Website and app data records:

╔══

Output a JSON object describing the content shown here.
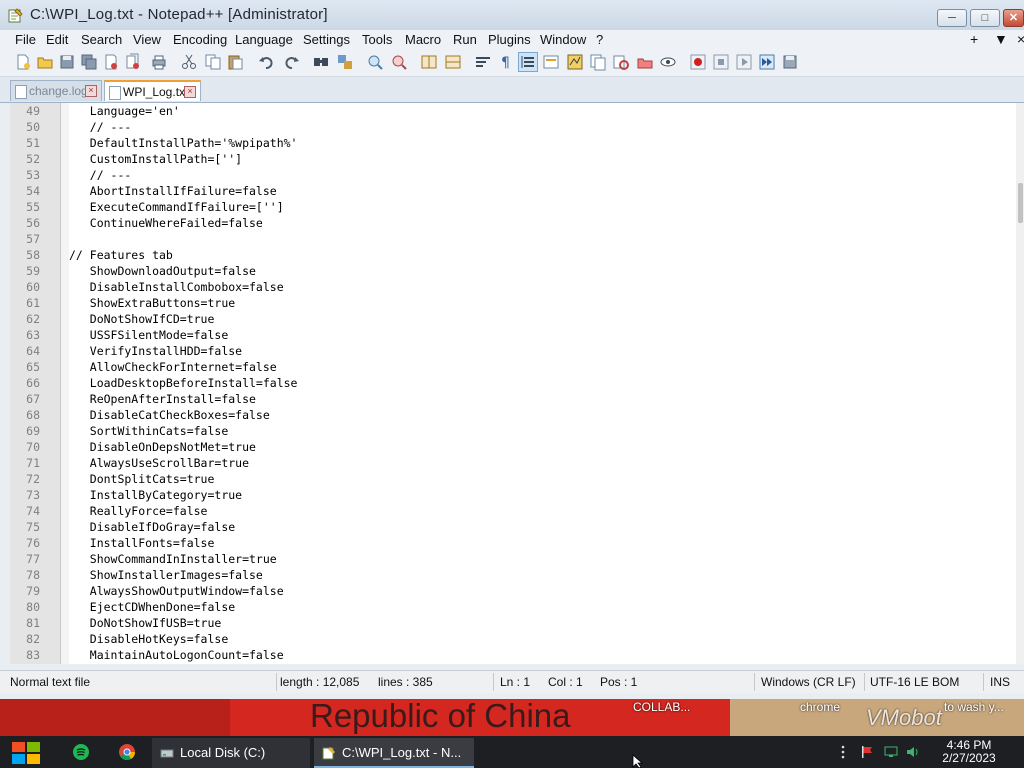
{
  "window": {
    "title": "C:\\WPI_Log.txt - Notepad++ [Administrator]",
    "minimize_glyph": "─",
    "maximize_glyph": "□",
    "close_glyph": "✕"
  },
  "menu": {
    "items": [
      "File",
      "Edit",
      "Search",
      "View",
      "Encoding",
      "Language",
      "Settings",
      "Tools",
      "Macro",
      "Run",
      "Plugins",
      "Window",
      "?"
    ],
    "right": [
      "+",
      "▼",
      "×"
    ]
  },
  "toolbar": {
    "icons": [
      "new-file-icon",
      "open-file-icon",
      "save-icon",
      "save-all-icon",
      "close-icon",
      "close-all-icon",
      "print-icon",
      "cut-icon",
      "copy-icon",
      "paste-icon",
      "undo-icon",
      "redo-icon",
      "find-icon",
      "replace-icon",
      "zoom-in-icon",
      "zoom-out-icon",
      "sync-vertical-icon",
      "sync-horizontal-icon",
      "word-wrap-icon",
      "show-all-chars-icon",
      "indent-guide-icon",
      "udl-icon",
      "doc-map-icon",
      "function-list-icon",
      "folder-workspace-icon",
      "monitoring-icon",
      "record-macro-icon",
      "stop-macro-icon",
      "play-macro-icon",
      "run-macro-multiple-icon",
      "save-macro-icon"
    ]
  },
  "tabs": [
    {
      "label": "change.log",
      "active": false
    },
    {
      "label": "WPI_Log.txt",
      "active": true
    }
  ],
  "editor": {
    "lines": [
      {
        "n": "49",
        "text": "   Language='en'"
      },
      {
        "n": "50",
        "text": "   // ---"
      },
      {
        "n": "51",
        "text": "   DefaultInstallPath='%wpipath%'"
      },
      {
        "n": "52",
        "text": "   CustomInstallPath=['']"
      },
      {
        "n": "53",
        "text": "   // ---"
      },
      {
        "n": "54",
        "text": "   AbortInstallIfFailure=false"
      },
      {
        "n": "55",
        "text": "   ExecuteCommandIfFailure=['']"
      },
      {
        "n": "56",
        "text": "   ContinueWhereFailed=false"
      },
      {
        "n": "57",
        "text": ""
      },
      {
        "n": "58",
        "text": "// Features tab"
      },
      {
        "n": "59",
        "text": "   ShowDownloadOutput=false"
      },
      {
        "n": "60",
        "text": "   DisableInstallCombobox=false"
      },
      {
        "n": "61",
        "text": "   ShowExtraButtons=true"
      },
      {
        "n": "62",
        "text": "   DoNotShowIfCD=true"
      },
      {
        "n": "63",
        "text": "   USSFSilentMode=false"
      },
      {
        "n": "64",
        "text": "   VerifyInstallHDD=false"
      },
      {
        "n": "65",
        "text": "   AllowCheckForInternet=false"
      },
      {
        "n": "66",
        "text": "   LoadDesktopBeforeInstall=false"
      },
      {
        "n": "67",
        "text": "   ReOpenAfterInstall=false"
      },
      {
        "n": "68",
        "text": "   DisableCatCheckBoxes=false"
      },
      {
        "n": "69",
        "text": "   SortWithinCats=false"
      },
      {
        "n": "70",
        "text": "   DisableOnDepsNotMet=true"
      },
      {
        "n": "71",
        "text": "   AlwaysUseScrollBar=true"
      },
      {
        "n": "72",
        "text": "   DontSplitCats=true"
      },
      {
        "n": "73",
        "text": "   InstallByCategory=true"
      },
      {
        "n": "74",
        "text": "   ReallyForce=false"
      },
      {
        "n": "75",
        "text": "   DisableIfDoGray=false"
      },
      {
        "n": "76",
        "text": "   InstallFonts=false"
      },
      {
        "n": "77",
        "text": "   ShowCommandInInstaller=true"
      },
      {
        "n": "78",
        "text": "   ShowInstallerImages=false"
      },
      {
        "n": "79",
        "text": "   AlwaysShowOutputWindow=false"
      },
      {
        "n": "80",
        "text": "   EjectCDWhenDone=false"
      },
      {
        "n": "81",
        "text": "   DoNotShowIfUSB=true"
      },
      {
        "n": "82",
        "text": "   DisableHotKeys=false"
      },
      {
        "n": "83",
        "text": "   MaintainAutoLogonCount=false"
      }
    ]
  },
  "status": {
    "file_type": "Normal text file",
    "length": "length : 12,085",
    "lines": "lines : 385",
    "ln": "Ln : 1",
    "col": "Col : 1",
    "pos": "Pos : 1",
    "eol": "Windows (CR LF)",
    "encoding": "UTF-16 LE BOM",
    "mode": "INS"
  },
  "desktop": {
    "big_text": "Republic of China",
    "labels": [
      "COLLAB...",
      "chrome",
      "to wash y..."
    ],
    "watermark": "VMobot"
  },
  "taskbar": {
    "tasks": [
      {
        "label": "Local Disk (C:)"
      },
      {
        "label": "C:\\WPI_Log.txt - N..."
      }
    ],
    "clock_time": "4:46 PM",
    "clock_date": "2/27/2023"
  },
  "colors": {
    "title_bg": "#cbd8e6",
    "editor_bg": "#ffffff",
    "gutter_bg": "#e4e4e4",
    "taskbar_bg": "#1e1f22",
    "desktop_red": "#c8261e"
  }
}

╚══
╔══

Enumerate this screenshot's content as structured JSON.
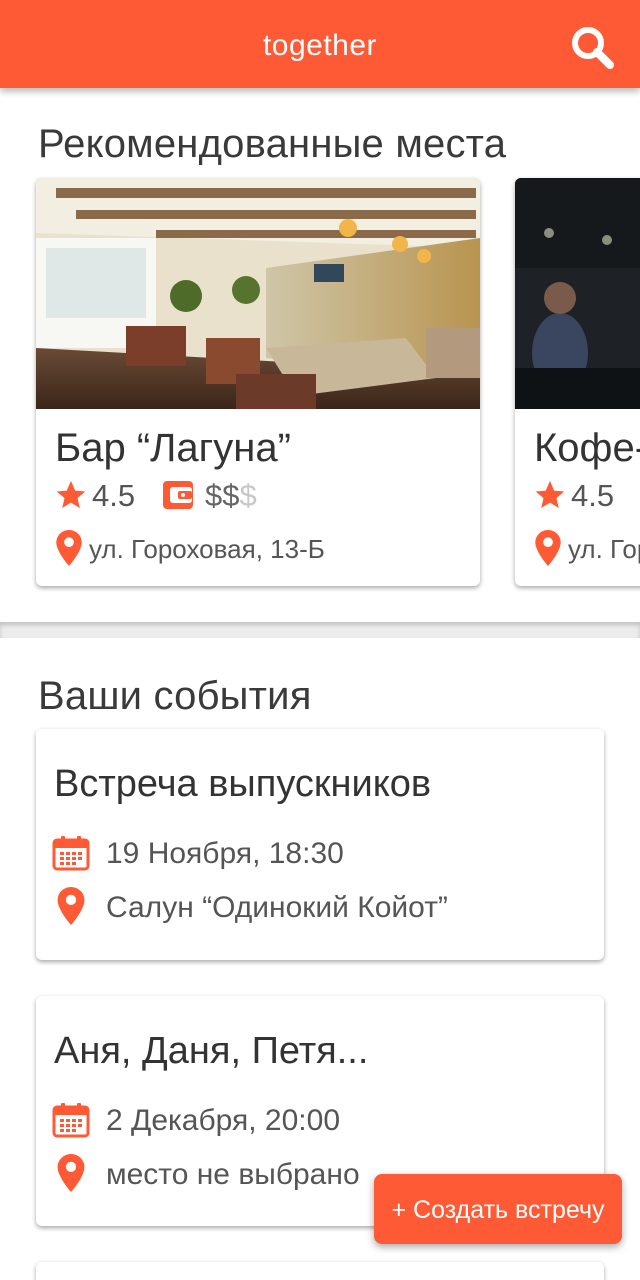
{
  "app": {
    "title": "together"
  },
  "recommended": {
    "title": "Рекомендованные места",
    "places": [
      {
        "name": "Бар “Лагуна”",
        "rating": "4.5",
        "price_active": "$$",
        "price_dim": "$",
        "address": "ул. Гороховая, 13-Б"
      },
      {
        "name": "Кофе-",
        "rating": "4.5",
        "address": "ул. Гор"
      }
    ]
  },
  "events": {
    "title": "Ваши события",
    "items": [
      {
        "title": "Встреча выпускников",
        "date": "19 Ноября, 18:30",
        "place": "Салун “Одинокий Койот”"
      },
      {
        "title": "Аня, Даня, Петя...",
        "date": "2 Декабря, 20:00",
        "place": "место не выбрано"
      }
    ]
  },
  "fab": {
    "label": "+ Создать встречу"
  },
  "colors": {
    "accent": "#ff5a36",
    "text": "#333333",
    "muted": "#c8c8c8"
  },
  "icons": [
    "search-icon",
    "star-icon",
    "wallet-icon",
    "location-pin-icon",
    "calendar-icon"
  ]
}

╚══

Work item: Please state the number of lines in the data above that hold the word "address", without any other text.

Finished exercise: 2